### WHAT IS EXPECTED
Copy out each line of the data that contains "Enter".

[Entries from a dataset of interfaces]
__________

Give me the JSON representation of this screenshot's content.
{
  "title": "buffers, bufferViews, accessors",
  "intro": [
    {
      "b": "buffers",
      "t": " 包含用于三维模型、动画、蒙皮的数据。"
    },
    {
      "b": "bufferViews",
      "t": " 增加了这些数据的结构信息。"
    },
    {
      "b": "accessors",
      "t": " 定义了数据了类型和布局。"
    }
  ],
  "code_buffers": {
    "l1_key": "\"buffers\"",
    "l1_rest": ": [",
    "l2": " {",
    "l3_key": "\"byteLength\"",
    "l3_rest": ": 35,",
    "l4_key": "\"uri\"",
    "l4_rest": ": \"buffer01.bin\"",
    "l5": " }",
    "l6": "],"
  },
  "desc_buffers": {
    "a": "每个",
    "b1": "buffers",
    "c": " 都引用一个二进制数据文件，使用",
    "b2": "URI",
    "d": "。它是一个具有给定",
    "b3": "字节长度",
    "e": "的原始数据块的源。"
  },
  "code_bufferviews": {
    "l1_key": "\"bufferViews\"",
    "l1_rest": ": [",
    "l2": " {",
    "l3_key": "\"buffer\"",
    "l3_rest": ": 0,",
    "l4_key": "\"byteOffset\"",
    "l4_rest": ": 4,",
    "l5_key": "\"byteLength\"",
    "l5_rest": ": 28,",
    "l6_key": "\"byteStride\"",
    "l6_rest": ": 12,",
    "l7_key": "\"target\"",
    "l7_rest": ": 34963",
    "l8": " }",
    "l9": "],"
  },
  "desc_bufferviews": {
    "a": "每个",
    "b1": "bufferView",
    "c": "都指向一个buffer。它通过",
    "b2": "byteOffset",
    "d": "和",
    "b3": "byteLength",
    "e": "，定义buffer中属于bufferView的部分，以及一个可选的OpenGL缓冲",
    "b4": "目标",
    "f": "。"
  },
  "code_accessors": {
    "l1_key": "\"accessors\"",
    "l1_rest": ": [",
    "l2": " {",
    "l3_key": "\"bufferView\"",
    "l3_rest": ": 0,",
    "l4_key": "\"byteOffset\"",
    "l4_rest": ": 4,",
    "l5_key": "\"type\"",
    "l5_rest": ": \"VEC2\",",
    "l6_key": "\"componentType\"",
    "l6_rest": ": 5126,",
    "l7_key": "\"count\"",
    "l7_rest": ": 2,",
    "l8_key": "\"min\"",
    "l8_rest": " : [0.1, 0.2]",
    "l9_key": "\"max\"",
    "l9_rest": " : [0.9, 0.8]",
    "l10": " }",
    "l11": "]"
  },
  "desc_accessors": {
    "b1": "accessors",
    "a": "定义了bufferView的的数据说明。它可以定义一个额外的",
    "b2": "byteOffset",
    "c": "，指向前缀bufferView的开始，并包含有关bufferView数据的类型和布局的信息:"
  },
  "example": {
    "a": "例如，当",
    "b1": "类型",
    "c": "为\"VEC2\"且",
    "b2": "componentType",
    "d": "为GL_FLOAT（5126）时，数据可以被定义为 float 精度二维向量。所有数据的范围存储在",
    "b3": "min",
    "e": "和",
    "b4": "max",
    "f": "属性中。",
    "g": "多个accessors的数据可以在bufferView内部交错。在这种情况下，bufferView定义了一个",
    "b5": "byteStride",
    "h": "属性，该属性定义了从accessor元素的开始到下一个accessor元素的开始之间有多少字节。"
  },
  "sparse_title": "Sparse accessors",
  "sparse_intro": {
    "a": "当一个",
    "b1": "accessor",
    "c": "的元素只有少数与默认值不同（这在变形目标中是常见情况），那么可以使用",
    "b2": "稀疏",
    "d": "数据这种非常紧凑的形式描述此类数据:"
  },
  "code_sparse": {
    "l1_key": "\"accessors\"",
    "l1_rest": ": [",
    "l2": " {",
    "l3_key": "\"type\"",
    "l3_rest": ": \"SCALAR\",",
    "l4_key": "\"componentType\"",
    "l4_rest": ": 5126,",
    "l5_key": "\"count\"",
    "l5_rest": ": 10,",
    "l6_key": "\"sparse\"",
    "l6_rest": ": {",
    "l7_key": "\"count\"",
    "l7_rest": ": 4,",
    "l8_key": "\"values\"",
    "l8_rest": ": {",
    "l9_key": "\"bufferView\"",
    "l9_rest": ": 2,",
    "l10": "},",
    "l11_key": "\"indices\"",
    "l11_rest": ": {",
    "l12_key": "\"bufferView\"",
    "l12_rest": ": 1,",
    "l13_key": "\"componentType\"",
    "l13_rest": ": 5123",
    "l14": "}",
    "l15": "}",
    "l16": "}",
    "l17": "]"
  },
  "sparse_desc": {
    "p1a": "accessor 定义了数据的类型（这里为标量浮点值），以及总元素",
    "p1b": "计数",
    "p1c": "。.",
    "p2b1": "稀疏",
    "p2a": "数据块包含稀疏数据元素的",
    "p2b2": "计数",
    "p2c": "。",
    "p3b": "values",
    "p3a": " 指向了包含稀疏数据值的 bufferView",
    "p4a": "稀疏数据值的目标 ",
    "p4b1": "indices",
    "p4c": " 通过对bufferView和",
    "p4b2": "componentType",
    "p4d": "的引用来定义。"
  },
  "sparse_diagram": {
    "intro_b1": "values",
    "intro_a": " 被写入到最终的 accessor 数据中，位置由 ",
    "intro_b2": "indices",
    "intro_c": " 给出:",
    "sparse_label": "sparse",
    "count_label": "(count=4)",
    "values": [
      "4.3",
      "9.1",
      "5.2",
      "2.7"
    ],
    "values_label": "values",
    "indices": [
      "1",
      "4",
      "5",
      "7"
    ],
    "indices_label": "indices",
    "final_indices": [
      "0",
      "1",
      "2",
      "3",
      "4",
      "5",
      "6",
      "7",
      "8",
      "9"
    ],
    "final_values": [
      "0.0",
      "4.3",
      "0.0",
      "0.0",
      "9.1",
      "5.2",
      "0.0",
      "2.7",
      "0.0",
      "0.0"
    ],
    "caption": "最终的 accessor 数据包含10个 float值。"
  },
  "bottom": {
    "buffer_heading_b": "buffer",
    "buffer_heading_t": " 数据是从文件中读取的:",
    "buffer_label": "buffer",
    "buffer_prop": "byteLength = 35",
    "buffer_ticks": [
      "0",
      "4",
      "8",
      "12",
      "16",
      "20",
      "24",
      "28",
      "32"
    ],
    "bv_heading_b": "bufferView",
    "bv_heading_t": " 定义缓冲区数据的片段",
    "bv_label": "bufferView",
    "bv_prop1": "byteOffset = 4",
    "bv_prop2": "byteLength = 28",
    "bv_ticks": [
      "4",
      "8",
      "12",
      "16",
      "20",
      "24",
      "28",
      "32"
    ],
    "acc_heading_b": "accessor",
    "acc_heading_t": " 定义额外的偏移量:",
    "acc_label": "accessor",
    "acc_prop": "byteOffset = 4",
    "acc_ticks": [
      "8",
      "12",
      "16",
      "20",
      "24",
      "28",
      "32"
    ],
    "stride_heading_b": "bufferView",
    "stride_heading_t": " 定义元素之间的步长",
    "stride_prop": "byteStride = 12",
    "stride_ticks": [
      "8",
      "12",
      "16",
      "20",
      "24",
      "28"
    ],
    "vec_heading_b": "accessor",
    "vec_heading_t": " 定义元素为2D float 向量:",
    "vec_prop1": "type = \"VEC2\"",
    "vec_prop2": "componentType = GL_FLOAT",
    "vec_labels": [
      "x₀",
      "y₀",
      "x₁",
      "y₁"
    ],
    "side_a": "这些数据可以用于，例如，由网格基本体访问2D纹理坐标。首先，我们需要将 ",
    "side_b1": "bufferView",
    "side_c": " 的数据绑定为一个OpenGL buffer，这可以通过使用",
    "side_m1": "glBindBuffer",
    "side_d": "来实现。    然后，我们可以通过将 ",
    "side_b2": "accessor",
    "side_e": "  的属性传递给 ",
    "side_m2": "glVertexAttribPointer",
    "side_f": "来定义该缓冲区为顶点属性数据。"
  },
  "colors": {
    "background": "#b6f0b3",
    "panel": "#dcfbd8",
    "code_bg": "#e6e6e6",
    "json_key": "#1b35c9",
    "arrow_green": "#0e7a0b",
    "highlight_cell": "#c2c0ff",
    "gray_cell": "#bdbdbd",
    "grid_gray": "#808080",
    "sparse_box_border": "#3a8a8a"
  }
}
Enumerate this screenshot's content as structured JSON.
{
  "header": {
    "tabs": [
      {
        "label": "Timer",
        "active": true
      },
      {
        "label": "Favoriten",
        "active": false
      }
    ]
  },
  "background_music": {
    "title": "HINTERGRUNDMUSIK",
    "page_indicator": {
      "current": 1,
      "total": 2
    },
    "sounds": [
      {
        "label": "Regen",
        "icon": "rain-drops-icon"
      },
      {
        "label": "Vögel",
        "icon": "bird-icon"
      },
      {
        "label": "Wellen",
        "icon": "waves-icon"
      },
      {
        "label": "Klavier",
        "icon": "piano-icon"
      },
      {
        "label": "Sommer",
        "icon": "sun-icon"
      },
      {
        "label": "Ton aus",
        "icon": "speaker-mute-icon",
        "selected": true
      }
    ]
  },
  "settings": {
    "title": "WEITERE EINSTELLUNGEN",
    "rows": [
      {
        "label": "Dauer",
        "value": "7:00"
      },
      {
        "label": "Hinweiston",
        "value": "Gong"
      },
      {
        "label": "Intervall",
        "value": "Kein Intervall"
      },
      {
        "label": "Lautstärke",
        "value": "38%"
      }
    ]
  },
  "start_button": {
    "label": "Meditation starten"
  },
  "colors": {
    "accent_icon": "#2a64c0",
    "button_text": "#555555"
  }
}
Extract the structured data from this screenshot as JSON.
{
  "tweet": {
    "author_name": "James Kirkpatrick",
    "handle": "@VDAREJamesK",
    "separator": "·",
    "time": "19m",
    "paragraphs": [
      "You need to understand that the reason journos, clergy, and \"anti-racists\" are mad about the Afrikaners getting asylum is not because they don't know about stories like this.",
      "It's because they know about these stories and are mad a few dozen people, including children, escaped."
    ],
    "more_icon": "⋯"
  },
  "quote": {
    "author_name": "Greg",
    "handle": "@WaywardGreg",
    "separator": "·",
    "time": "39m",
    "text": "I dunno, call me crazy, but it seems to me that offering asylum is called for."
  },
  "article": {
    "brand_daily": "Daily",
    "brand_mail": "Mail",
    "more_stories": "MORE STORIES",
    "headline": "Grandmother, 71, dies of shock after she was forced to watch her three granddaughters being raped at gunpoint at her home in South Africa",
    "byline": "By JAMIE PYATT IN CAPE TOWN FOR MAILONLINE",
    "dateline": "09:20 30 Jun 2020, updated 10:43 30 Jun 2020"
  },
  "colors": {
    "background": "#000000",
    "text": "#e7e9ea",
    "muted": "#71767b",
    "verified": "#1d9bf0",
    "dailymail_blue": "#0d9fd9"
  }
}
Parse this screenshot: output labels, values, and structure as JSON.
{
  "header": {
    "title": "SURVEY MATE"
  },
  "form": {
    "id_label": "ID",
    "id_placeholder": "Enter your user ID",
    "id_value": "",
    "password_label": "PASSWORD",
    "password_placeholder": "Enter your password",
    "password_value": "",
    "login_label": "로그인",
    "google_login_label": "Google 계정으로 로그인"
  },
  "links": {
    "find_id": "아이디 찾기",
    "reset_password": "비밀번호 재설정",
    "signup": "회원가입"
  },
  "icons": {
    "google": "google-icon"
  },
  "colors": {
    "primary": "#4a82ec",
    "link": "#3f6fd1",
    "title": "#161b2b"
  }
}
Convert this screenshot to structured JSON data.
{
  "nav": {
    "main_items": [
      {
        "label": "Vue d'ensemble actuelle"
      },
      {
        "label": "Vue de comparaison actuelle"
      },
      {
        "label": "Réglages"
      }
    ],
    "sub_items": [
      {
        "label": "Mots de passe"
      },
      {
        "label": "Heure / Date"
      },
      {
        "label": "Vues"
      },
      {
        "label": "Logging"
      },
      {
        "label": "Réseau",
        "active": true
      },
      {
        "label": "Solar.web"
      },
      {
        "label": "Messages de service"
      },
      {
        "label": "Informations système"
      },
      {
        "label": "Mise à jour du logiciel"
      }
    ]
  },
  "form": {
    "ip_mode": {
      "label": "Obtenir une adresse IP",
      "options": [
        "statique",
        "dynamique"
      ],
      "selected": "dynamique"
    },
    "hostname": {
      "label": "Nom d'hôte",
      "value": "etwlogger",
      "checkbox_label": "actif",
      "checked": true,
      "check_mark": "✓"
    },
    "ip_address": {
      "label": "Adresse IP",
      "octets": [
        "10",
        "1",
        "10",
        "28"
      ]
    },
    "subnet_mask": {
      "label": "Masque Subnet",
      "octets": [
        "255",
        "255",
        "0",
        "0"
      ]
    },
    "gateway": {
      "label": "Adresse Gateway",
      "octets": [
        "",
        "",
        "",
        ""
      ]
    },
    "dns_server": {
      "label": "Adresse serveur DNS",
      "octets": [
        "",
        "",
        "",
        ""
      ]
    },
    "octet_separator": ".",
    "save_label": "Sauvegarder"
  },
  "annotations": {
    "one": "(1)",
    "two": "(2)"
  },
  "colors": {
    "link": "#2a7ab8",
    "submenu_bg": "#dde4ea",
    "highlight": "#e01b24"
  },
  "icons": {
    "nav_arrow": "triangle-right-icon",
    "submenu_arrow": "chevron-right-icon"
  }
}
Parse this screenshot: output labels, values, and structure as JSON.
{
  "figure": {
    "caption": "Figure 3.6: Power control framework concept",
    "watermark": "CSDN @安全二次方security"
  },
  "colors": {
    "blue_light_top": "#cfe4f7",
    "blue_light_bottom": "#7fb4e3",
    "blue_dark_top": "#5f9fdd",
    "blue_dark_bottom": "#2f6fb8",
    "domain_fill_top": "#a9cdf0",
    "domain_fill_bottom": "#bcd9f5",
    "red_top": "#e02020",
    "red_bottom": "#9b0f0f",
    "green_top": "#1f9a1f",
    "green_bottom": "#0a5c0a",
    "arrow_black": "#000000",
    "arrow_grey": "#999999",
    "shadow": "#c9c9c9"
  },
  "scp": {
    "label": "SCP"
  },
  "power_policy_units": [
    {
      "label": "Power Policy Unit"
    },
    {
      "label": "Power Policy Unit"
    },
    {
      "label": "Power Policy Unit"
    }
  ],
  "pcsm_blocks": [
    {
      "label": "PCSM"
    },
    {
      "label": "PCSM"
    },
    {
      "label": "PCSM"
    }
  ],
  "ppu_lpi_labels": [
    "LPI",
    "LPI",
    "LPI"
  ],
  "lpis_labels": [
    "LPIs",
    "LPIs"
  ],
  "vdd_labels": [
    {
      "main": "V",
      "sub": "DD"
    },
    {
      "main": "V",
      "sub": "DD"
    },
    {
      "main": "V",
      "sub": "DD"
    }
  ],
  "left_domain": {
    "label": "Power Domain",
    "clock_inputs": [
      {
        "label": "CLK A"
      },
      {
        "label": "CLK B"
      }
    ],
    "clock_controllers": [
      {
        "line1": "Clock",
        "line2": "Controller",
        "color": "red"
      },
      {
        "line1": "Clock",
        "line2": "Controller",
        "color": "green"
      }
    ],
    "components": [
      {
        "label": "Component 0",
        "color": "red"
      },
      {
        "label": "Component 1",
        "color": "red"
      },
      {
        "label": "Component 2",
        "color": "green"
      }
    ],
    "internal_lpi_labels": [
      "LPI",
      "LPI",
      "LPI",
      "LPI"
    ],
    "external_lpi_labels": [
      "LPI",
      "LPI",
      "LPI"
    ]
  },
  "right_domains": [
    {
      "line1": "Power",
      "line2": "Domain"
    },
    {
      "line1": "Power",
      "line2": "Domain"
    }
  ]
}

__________

### WRITTEN SOLUTION
    "id_placeholder": "Enter your user ID",
    "password_placeholder": "Enter your password",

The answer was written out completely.